Confusing directions on liquid suspensions of the antiviral drug Tamiflu may inadvertently cause parents to give either too little of the drug, impeding the child's recovery, or a toxic overdose, physicians warned in a letter published Wednesday in the online version of the New England Journal of Medicine.
Prescriptions for the drug are often written with doses in fractions of a teaspoon, but the dropper packaged with the drug is marked in milligrams, requiring a difficult conversion of units, said the study's lead author, Dr. Ruth Parker of the Emory University School of Medicine.
Northwestern University's Feinberg School of Medicine. "It's incredibly confusing to parents."
The conflict was found by co-author Kara Jacobson, a senior research associate at Emory's Rollins School of Public Health and mother of a 6-year-old girl who contracted H1N1 influenza, or swine flu. Their Tamiflu prescription called for three-quarters of a teaspoon twice a day.

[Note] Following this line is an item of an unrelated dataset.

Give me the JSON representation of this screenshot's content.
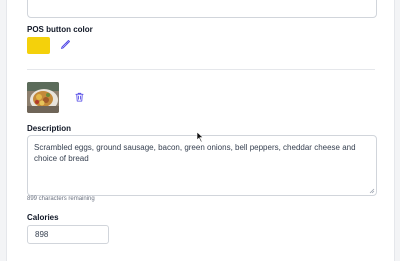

Jacobson and her husband, an internist, had to do a Google search, then solve an equation to determine the correct dose: 5 ml. (volume of a teaspoon) x .75 x 12 mg./ml. of Tamiflu = 45 mg. It took them both working together for 30 minutes to solve the equation, and they suspect that many parents would have greater difficulty doing so.
Their recommendation: If a prescription calls for teaspoons or fractions of a teaspoon, then the syringe should be marked in teaspoons.